* _Problem statement_: Only the text of the records belongs in the answer, copied exactly, with every picture omitted.

* _Data provided_:
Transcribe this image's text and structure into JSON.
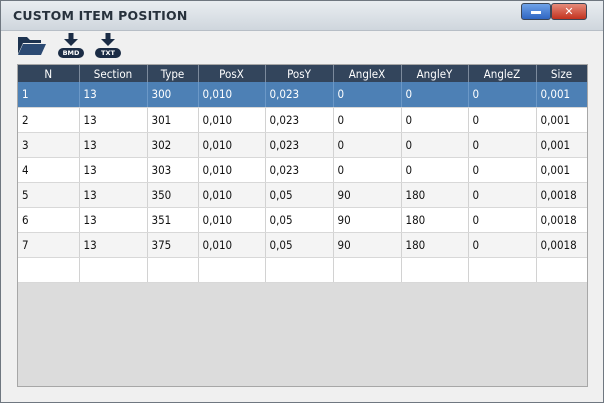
{
  "window": {
    "title": "CUSTOM ITEM POSITION",
    "minimize_label": "",
    "close_label": "✕"
  },
  "toolbar": {
    "open_icon": "folder-open-icon",
    "bmd_label": "BMD",
    "txt_label": "TXT"
  },
  "table": {
    "columns": [
      "N",
      "Section",
      "Type",
      "PosX",
      "PosY",
      "AngleX",
      "AngleY",
      "AngleZ",
      "Size"
    ],
    "rows": [
      [
        "1",
        "13",
        "300",
        "0,010",
        "0,023",
        "0",
        "0",
        "0",
        "0,001"
      ],
      [
        "2",
        "13",
        "301",
        "0,010",
        "0,023",
        "0",
        "0",
        "0",
        "0,001"
      ],
      [
        "3",
        "13",
        "302",
        "0,010",
        "0,023",
        "0",
        "0",
        "0",
        "0,001"
      ],
      [
        "4",
        "13",
        "303",
        "0,010",
        "0,023",
        "0",
        "0",
        "0",
        "0,001"
      ],
      [
        "5",
        "13",
        "350",
        "0,010",
        "0,05",
        "90",
        "180",
        "0",
        "0,0018"
      ],
      [
        "6",
        "13",
        "351",
        "0,010",
        "0,05",
        "90",
        "180",
        "0",
        "0,0018"
      ],
      [
        "7",
        "13",
        "375",
        "0,010",
        "0,05",
        "90",
        "180",
        "0",
        "0,0018"
      ]
    ],
    "selected_row": 0
  },
  "colors": {
    "header_bg": "#33455c",
    "selected_row_bg": "#4d80b5"
  }
}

* _Response to this task_:
Transcribe this image's text and structure into JSON.
{
  "window": {
    "title": "CUSTOM ITEM POSITION",
    "minimize_label": "",
    "close_label": "✕"
  },
  "toolbar": {
    "open_icon": "folder-open-icon",
    "bmd_label": "BMD",
    "txt_label": "TXT"
  },
  "table": {
    "columns": [
      "N",
      "Section",
      "Type",
      "PosX",
      "PosY",
      "AngleX",
      "AngleY",
      "AngleZ",
      "Size"
    ],
    "rows": [
      [
        "1",
        "13",
        "300",
        "0,010",
        "0,023",
        "0",
        "0",
        "0",
        "0,001"
      ],
      [
        "2",
        "13",
        "301",
        "0,010",
        "0,023",
        "0",
        "0",
        "0",
        "0,001"
      ],
      [
        "3",
        "13",
        "302",
        "0,010",
        "0,023",
        "0",
        "0",
        "0",
        "0,001"
      ],
      [
        "4",
        "13",
        "303",
        "0,010",
        "0,023",
        "0",
        "0",
        "0",
        "0,001"
      ],
      [
        "5",
        "13",
        "350",
        "0,010",
        "0,05",
        "90",
        "180",
        "0",
        "0,0018"
      ],
      [
        "6",
        "13",
        "351",
        "0,010",
        "0,05",
        "90",
        "180",
        "0",
        "0,0018"
      ],
      [
        "7",
        "13",
        "375",
        "0,010",
        "0,05",
        "90",
        "180",
        "0",
        "0,0018"
      ]
    ],
    "selected_row": 0
  },
  "colors": {
    "header_bg": "#33455c",
    "selected_row_bg": "#4d80b5"
  }
}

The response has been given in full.